Across the region, progressive laws and policies have great potential to advance social justice—if they are implemented equitably and effectively. South Africa’s Constitution, in particular, upholds individual and socioeconomic rights and underscores government’s responsibility to ensure the welfare of all its people. Laws and other efforts aimed at empowering women and girls, youth, black people, and the poor have the capacity to deliver greater autonomy and increase people’s ability to participate fully in decisions that affect their social, political, and economic lives. To realize this promise, all people must play a key role in advancing progress, and governments and the private sector must be accountable for their actions.

Thematic Areas in this Region
  • We support civil society’s efforts to monitor commitments made by governments, regional bodies, and the private sector related to the distribution of public resources. This includes litigation, research, advocacy, and budget analysis. Our work is rooted in the belief that coordinated efforts and partnerships are the most effective approach to addressing problems within government and the private sector.

  • We support efforts to advance land and housing rights and to increase public participation and accountability in urban planning processes. Within a context of rapid urbanization, we work to advance economic and employment opportunities, with a focus on informal traders, migrants, women, and youth. We also seek to ensure that rural communities benefit from the governance of natural resources. 
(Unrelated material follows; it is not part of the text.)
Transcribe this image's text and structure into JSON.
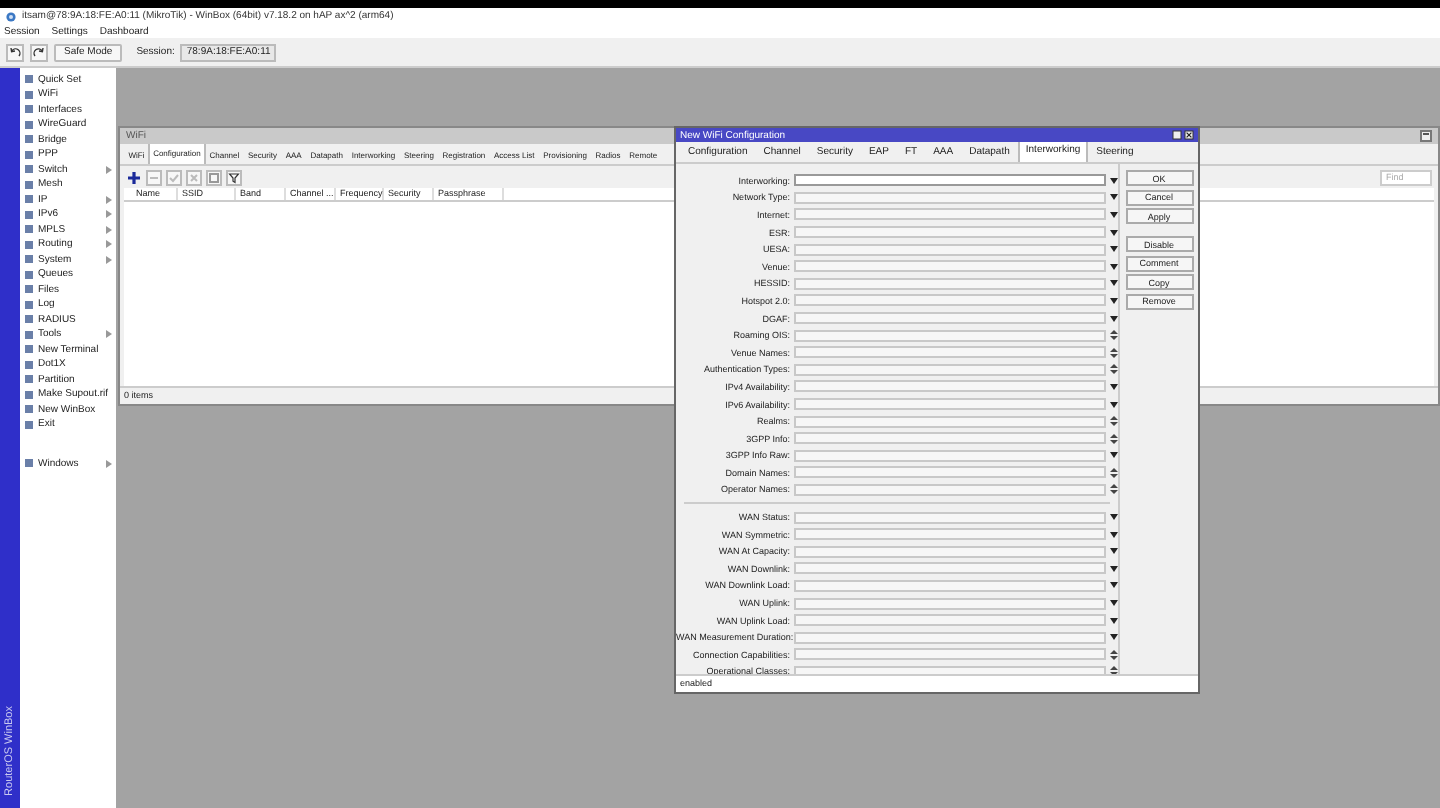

  • We focus on helping civil society organizations disrupt cultural norms and narratives that are harmful to women, black people, and youth. This includes support for litigation, advocacy, capacity building, research, and the creative arts. We seek to strengthen diverse networks that focus their efforts on the intersections of reproductive, economic, and racial justice, especially related to such issues as HIV, violence, access to land, and natural resource use.

  • We support efforts to connect the region’s most marginalized youth to meaningful, sustainable job opportunities and diverse educational opportunities outside traditional schooling. Our work enhances the leadership potential of youth-led social justice movements and builds their capacity to help young people gain access to just, equitable opportunities of all kinds.

map Southern Africa
Ford Foundation
PO Box 521115
Saxonwold 2132
Johannesburg, South Africa

Grant makers in Southern Africa

Johannesburg, South Africa
Program Officer, Civic Engagement and Government
Johannesburg, South Africa
Program Officer
Johannesburg, South Africa

Equals Change Blog

Louis, Bickford, New York 2014-2015. Photo Credit: Simon Luethi ©Ford Foundation.

, Program Officer, Civic Engagement and Government

An emerging architecture for the international human rights movement

Program officer Louis Bickford deliberates the complex nature of the international human rights movement.

More from the Southern Africa